The State Tournament, held in Glenny’s own Cuyahoga Falls, included a parade through the town. The highlights of the procession were two motorcycle policeman with sirens, a white police cruiser driven by their Police Chief, various State VFW Officials, as well as the Mayor of Cuyahoga Falls, Joseph Harding.  Florek and Glenny rode in a convertible with what was described as a beaming Harding, obviously proud of the Marble Tournament his town had hosted.

Florek’s successful run ended at the National Tournament held at Father Flanagan’s Boy’s Town in Nebraska. The VFW paid for all expenses for Florek and his mother to attend the National Tournament.


VFW Post 4929, 1946

Far too many VFW posts are mainly meeting places where veterans can engage in the consumption of alcohol and possibly a game of cards, but VFW Post 4929, founded in 1945, has proven vastly different. “Our post became noted for the fact that we’re serving veterans—which is what the veterans’ VFW post is supposed to do,” according to Commander Joe Jasany. The veterans who attend Post 4929 meetings do so to aid other vets. The goal of every member of the post is to better the lives of their fellow veterans by supporting them and their families (paying for funeral arrangements, a motorized wheelchair, etc.) and veterans hospitals, and performing too many other charitable deeds to mention. ”We played bingo for fifty-one years out at Brecksville VA. We served coffee and doughnuts at Brecksville VA for 41 years every Saturday,” Jasany proudly said.

VFW Post 4929 was started by World War I veterans Leonard Roach and Herbert Richner Sr., who felt there needed to be a place for returning soldiers to visit where they would be able to learn how to readjust to civilian life.

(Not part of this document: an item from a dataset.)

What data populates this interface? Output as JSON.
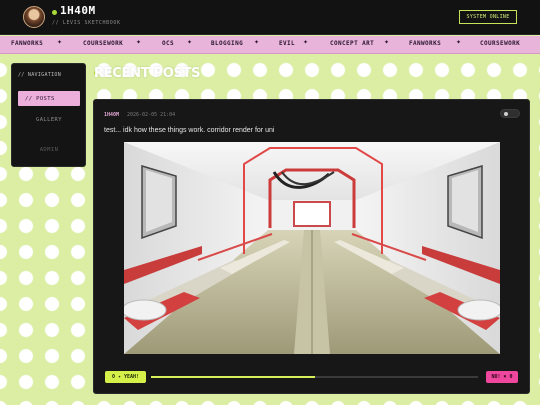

The Ladies Auxiliary of the VFW was formally instituted in 1946 with a membership totaling forty-three. During their existence they played a crucial role in programming for Post 4929. Thousands of hours were spent volunteering at the Brecksville VA Hospital and other facilities benefiting veterans.

Commander Joe was the catalyst in bringing more attention to veterans and in acquiring the old City Hall building as a headquarters in 2000. Prior to its acquisition, the VFW had to meet at a school, a church, or someone’s house for over thirty years. The post hadn’t had a building since the 1960s, when it was located in the Brass Horn, a local watering hole. Losing the Brass Horn as a home base ultimately was a blessing as it was the impetus for altering the focus of the post from alcohol consumption to more altruistic aims.

The membership of Post 4929 increased by twelve after the Cost of Freedom tribute, bringing the total to forty-four members. New members joined from Garfield Heights, Solon, and as far away as Eastlake due to the post’s commitment to its mission: the betterment of veterans’ lives. Most recently, its name has been changed to VFW Post 4929 and Museum, as some of its meeting rooms have been converted to a museum, including a display case dedicated to everything that was left behind from the Cost of Freedom tribute, no matter how trivial the items may seem to the general public.

Ladies VFW Auxiliary

In 1946, the women of Twinsburg formed the Ladies Auxiliary to VFW 4929.  Since then they have had a long history of serving the community and supporting VFW 4929 in its many charitable activities.  Well run and efficient from its beginning, their history of the first year of the organization foreshadows what it would become.

PDF: VFW Auxiliary First Year History 

Twinsburg Little League

Twinsburg has always been very proud of it’s Little League Baseball program.  Ran by Franklin Hoon for many years, it has a reputation as one of the best run Little League programs in the area.  During the 1959 season the program was printed compliments of VFW 4929,

1959 Twinsburg Little League Schedule